Task to complete:
Copy the records below exactly as they stand. Leave out the pictures.

Website and app data records:
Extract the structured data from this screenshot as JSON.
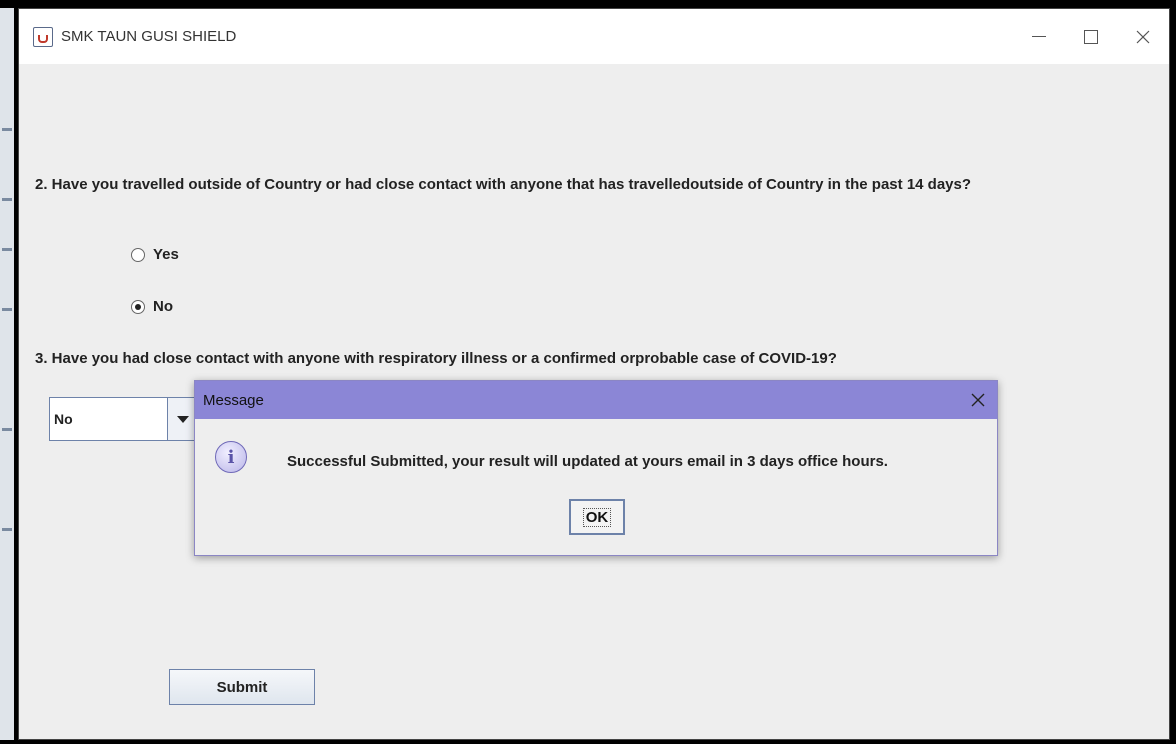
{
  "window": {
    "title": "SMK TAUN GUSI SHIELD",
    "icon": "java-cup-icon"
  },
  "form": {
    "question2": "2. Have you travelled outside of Country or had close contact with anyone that has travelledoutside of Country in the past 14 days?",
    "option_yes": "Yes",
    "option_no": "No",
    "selected_q2": "No",
    "question3": "3. Have you had close contact with anyone with respiratory illness or a confirmed orprobable case of COVID-19?",
    "q3_selected": "No",
    "submit_label": "Submit"
  },
  "dialog": {
    "title": "Message",
    "icon": "info-icon",
    "message": "Successful Submitted, your result will updated at yours email in 3 days office hours.",
    "ok_label": "OK"
  }
}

Solution to the problem:
Extract the structured data from this screenshot as JSON.
{
  "window": {
    "title": "SMK TAUN GUSI SHIELD",
    "icon": "java-cup-icon"
  },
  "form": {
    "question2": "2. Have you travelled outside of Country or had close contact with anyone that has travelledoutside of Country in the past 14 days?",
    "option_yes": "Yes",
    "option_no": "No",
    "selected_q2": "No",
    "question3": "3. Have you had close contact with anyone with respiratory illness or a confirmed orprobable case of COVID-19?",
    "q3_selected": "No",
    "submit_label": "Submit"
  },
  "dialog": {
    "title": "Message",
    "icon": "info-icon",
    "message": "Successful Submitted, your result will updated at yours email in 3 days office hours.",
    "ok_label": "OK"
  }
}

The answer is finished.